(Dataset rows for apps and sites)
_ _ _ _

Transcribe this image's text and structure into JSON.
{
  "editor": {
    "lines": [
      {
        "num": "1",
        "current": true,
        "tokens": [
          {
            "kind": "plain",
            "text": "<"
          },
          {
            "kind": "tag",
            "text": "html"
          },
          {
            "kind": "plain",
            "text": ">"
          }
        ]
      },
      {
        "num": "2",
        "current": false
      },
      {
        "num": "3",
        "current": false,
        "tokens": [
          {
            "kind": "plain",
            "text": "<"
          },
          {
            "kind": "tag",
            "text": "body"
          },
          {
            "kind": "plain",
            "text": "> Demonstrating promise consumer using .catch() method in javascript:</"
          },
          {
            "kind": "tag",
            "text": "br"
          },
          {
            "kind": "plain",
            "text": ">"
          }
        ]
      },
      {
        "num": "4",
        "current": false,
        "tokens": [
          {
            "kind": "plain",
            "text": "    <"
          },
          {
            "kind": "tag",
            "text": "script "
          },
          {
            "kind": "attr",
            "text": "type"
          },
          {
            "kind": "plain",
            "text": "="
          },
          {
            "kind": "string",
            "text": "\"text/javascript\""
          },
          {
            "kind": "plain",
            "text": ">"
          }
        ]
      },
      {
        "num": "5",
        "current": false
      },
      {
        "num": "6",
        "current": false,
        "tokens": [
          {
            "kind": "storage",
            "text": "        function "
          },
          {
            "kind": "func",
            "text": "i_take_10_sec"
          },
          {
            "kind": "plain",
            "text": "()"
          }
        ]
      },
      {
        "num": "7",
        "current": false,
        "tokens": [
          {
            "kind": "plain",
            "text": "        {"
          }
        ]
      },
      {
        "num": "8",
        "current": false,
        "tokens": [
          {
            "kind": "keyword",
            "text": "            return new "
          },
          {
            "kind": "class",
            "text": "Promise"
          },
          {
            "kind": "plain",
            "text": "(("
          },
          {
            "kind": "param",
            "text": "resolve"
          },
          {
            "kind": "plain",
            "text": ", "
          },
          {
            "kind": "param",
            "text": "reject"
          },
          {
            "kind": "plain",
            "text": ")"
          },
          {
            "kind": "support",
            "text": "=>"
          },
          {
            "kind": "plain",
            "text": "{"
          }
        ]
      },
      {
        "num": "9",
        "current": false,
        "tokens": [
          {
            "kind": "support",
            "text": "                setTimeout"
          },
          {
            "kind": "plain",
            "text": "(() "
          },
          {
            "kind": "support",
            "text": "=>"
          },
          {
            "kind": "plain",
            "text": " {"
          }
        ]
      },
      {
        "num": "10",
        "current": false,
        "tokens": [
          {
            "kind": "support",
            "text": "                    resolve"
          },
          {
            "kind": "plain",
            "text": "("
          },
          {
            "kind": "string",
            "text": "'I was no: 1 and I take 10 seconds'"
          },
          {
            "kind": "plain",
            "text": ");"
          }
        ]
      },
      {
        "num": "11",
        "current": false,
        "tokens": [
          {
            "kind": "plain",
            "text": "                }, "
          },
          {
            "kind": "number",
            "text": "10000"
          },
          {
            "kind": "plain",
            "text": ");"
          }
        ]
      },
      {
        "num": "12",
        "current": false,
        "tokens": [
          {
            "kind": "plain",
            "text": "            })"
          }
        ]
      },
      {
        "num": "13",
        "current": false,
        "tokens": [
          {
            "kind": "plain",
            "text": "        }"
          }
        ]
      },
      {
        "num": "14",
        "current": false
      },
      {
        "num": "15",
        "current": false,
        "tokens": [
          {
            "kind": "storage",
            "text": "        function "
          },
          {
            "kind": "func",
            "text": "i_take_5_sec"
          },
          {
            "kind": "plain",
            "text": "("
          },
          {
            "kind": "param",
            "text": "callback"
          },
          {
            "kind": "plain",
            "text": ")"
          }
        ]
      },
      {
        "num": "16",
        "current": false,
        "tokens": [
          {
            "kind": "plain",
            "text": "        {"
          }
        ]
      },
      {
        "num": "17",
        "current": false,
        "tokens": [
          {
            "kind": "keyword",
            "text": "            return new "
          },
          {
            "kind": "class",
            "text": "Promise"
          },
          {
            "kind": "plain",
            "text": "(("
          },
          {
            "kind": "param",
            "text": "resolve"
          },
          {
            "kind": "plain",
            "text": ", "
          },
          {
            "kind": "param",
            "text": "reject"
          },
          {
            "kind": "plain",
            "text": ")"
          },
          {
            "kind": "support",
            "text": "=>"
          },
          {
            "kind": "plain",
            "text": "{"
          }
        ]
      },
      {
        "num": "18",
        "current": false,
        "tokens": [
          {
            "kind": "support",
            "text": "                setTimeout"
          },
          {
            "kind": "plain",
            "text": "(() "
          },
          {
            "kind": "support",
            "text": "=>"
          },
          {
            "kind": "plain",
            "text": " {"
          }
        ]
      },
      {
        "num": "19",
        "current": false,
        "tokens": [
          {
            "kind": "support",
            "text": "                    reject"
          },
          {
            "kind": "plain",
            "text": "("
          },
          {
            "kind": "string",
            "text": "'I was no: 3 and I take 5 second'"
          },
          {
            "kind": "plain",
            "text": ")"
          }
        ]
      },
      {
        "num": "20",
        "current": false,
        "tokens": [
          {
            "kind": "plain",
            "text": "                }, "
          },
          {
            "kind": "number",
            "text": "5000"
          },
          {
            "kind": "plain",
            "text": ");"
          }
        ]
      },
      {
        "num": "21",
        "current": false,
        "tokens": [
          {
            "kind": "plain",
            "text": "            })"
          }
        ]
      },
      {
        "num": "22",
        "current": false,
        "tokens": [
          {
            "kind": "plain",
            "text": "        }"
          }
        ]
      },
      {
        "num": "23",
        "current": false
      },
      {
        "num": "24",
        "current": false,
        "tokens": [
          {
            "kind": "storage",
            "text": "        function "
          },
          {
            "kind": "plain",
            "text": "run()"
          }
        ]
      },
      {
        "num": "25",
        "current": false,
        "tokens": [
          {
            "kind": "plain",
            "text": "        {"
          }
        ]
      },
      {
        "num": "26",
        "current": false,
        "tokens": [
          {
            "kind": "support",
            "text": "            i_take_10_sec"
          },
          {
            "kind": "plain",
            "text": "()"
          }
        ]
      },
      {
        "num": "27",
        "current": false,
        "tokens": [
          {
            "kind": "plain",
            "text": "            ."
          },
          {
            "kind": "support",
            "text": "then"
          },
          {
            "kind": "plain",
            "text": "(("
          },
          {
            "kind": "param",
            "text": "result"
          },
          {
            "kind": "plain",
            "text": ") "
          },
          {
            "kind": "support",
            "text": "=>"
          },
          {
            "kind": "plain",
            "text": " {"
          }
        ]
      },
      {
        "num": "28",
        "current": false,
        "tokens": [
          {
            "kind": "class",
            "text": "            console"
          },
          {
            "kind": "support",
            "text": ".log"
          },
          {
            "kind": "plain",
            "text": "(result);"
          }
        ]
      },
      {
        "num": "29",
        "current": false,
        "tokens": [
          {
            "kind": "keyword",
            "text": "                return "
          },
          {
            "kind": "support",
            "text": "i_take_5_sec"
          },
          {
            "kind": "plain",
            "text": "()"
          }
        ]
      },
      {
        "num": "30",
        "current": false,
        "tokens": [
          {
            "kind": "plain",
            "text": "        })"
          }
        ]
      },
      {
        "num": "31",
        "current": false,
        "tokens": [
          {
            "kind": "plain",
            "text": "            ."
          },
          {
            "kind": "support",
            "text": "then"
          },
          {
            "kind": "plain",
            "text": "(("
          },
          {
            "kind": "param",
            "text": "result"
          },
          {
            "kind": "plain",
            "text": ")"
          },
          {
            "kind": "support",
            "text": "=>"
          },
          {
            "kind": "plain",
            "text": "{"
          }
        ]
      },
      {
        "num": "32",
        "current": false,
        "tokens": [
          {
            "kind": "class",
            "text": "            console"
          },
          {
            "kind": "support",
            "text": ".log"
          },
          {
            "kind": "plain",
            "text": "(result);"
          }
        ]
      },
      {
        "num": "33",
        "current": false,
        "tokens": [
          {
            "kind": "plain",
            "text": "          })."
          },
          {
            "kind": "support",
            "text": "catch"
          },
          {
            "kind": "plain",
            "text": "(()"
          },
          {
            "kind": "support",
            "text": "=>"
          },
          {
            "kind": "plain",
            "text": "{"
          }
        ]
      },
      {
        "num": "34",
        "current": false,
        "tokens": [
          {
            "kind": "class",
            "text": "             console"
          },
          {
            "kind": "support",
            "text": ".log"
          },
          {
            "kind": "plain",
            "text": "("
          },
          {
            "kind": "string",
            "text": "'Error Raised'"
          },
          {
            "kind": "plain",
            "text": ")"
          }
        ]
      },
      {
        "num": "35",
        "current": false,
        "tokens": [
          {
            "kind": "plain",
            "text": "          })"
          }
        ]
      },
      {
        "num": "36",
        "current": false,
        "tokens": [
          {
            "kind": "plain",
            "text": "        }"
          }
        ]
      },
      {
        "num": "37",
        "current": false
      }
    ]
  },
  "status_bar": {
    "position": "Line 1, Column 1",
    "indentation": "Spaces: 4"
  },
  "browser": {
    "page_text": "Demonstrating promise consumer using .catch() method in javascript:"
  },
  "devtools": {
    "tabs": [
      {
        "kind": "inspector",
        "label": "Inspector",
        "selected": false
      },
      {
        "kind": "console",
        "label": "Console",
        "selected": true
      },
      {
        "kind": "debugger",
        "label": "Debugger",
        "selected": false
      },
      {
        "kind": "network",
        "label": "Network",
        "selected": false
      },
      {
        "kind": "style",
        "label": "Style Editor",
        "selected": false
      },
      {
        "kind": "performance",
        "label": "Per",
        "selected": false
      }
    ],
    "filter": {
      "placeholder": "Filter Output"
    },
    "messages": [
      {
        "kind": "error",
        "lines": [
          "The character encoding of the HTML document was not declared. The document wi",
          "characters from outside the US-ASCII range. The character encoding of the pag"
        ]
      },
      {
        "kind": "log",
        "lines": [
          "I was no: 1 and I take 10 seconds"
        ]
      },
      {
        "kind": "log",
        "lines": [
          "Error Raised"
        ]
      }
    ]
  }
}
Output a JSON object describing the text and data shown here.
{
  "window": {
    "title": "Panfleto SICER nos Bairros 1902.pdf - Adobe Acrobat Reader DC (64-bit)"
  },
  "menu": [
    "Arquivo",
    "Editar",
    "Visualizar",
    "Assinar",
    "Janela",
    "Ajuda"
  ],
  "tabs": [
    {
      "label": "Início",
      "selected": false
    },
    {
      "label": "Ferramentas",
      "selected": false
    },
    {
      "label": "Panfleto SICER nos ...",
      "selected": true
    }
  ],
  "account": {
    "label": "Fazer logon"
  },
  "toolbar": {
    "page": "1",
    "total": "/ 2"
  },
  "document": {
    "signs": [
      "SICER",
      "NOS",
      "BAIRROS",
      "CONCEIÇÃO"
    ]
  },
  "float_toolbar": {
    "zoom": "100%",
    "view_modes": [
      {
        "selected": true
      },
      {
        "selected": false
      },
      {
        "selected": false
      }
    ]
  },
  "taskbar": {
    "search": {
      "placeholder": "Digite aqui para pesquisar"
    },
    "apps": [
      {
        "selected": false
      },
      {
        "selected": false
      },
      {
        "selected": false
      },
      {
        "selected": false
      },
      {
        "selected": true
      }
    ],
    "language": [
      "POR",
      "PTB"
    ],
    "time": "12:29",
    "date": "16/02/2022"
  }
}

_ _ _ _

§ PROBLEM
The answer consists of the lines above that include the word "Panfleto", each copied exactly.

§ ANSWER
    "title": "Panfleto SICER nos Bairros 1902.pdf - Adobe Acrobat Reader DC (64-bit)"
      "label": "Panfleto SICER nos ...",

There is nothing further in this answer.